— What is needed —
For each line in the data below that holds "description", return a copy.

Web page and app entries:

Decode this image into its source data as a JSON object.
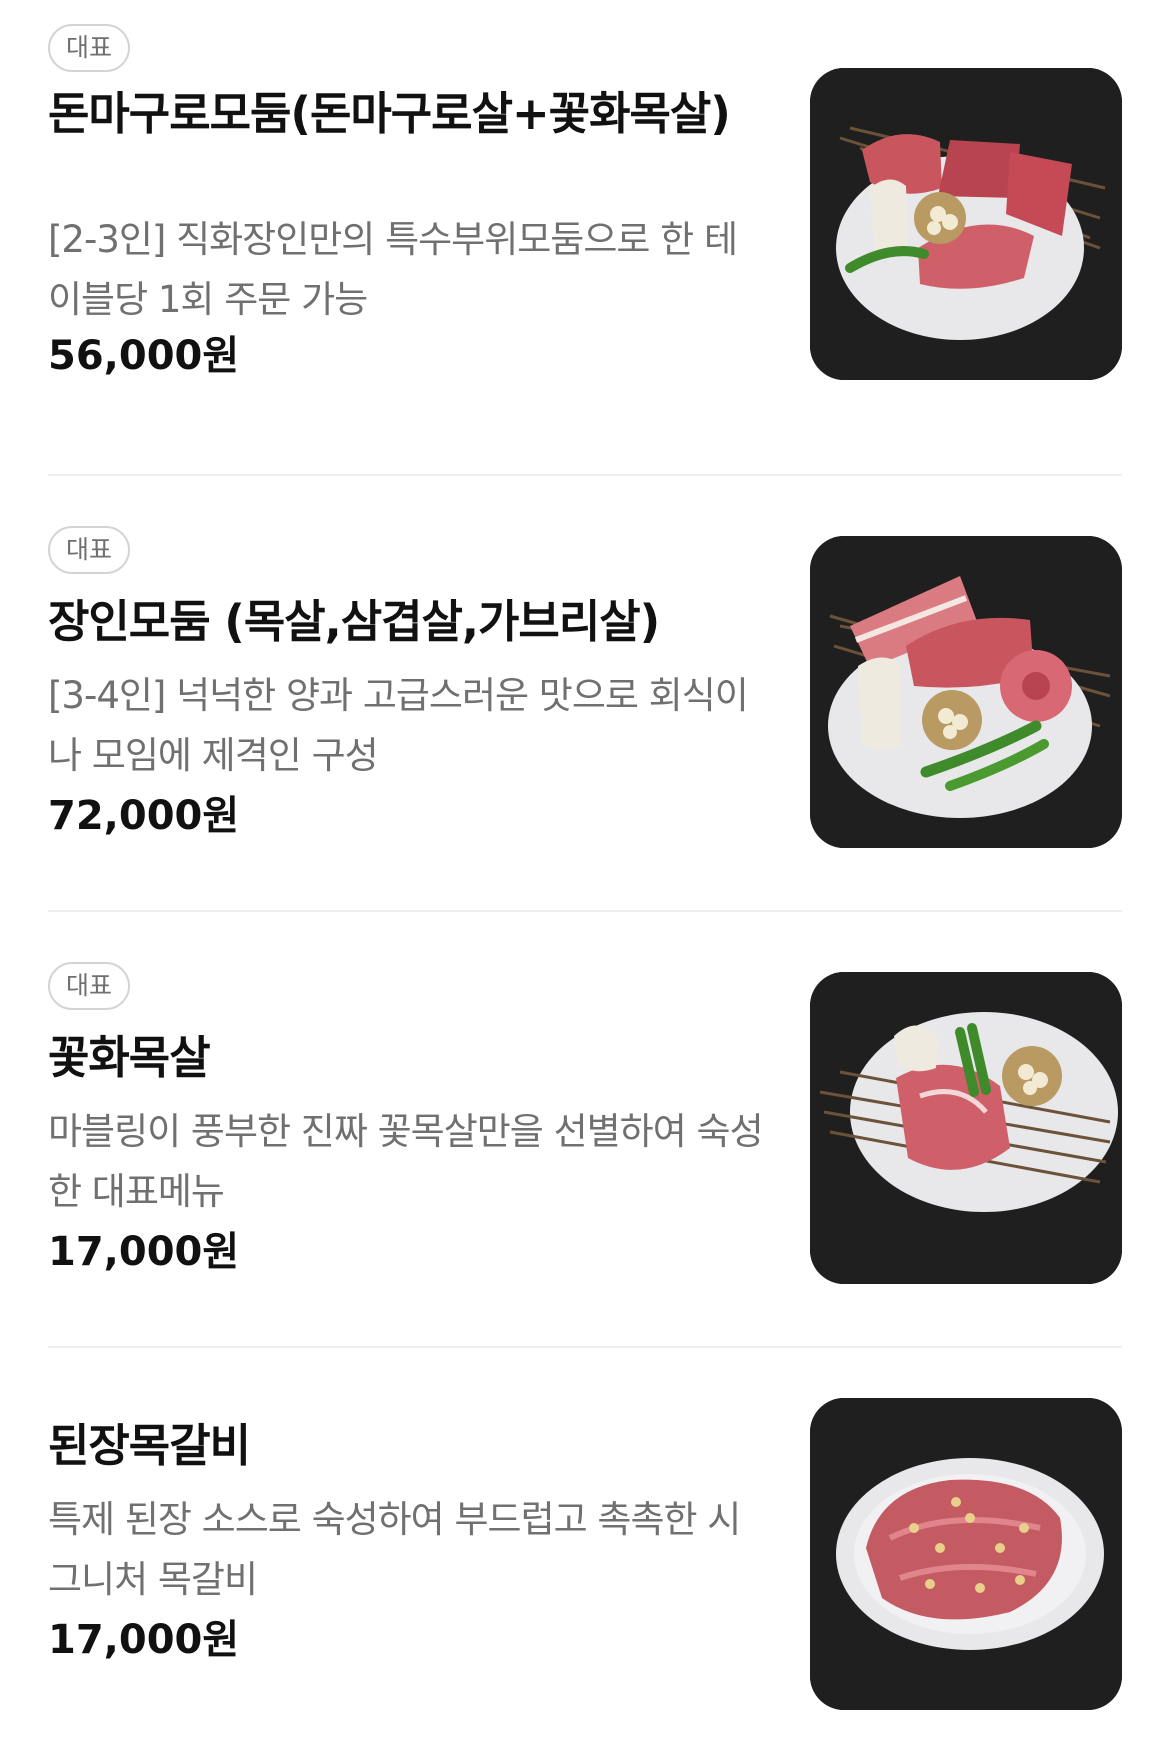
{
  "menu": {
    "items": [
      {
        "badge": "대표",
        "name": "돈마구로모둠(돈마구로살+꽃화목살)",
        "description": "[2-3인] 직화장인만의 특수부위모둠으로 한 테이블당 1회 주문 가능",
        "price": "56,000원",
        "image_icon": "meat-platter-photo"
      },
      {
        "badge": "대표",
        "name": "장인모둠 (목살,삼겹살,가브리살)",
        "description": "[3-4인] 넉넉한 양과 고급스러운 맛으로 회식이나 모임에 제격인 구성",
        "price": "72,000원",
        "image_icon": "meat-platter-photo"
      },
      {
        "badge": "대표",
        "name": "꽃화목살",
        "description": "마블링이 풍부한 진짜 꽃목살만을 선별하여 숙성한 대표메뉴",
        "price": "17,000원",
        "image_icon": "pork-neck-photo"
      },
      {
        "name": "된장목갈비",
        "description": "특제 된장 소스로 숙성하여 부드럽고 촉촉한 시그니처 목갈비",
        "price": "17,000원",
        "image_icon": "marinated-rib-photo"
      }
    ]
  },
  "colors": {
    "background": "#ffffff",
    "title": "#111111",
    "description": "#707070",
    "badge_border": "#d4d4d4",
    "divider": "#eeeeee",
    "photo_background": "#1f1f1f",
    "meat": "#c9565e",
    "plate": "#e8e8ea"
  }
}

— Result below —
        "description": "[2-3인] 직화장인만의 특수부위모둠으로 한 테이블당 1회 주문 가능",
        "description": "[3-4인] 넉넉한 양과 고급스러운 맛으로 회식이나 모임에 제격인 구성",
        "description": "마블링이 풍부한 진짜 꽃목살만을 선별하여 숙성한 대표메뉴",
        "description": "특제 된장 소스로 숙성하여 부드럽고 촉촉한 시그니처 목갈비",
    "description": "#707070",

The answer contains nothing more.